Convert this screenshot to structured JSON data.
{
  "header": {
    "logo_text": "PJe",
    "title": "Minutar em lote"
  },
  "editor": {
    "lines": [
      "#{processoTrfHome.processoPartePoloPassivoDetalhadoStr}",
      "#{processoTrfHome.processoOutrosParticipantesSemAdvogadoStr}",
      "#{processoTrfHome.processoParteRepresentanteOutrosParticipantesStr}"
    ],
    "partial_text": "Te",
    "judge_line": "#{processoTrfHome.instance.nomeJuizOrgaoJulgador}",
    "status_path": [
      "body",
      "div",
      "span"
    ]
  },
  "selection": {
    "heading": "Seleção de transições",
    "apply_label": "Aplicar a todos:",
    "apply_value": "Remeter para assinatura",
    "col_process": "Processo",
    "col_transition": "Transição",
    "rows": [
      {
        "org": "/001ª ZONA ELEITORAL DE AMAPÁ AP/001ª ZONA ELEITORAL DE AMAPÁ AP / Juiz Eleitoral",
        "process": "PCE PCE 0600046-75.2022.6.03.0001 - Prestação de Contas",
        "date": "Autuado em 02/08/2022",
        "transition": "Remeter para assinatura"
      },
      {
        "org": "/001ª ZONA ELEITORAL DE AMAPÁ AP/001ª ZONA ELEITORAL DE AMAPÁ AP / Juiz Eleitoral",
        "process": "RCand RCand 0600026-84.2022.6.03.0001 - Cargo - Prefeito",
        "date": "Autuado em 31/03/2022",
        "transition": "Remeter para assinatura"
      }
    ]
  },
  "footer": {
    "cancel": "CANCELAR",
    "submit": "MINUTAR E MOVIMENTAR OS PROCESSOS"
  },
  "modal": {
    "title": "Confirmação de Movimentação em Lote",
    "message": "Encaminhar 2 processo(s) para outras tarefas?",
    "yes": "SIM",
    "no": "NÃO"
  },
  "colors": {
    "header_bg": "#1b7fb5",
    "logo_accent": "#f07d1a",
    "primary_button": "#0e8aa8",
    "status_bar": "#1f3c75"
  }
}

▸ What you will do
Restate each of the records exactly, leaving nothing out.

▸ Exercise result
Convert this screenshot to structured JSON data.
{
  "header": {
    "logo_text": "PJe",
    "title": "Minutar em lote"
  },
  "editor": {
    "lines": [
      "#{processoTrfHome.processoPartePoloPassivoDetalhadoStr}",
      "#{processoTrfHome.processoOutrosParticipantesSemAdvogadoStr}",
      "#{processoTrfHome.processoParteRepresentanteOutrosParticipantesStr}"
    ],
    "partial_text": "Te",
    "judge_line": "#{processoTrfHome.instance.nomeJuizOrgaoJulgador}",
    "status_path": [
      "body",
      "div",
      "span"
    ]
  },
  "selection": {
    "heading": "Seleção de transições",
    "apply_label": "Aplicar a todos:",
    "apply_value": "Remeter para assinatura",
    "col_process": "Processo",
    "col_transition": "Transição",
    "rows": [
      {
        "org": "/001ª ZONA ELEITORAL DE AMAPÁ AP/001ª ZONA ELEITORAL DE AMAPÁ AP / Juiz Eleitoral",
        "process": "PCE PCE 0600046-75.2022.6.03.0001 - Prestação de Contas",
        "date": "Autuado em 02/08/2022",
        "transition": "Remeter para assinatura"
      },
      {
        "org": "/001ª ZONA ELEITORAL DE AMAPÁ AP/001ª ZONA ELEITORAL DE AMAPÁ AP / Juiz Eleitoral",
        "process": "RCand RCand 0600026-84.2022.6.03.0001 - Cargo - Prefeito",
        "date": "Autuado em 31/03/2022",
        "transition": "Remeter para assinatura"
      }
    ]
  },
  "footer": {
    "cancel": "CANCELAR",
    "submit": "MINUTAR E MOVIMENTAR OS PROCESSOS"
  },
  "modal": {
    "title": "Confirmação de Movimentação em Lote",
    "message": "Encaminhar 2 processo(s) para outras tarefas?",
    "yes": "SIM",
    "no": "NÃO"
  },
  "colors": {
    "header_bg": "#1b7fb5",
    "logo_accent": "#f07d1a",
    "primary_button": "#0e8aa8",
    "status_bar": "#1f3c75"
  }
}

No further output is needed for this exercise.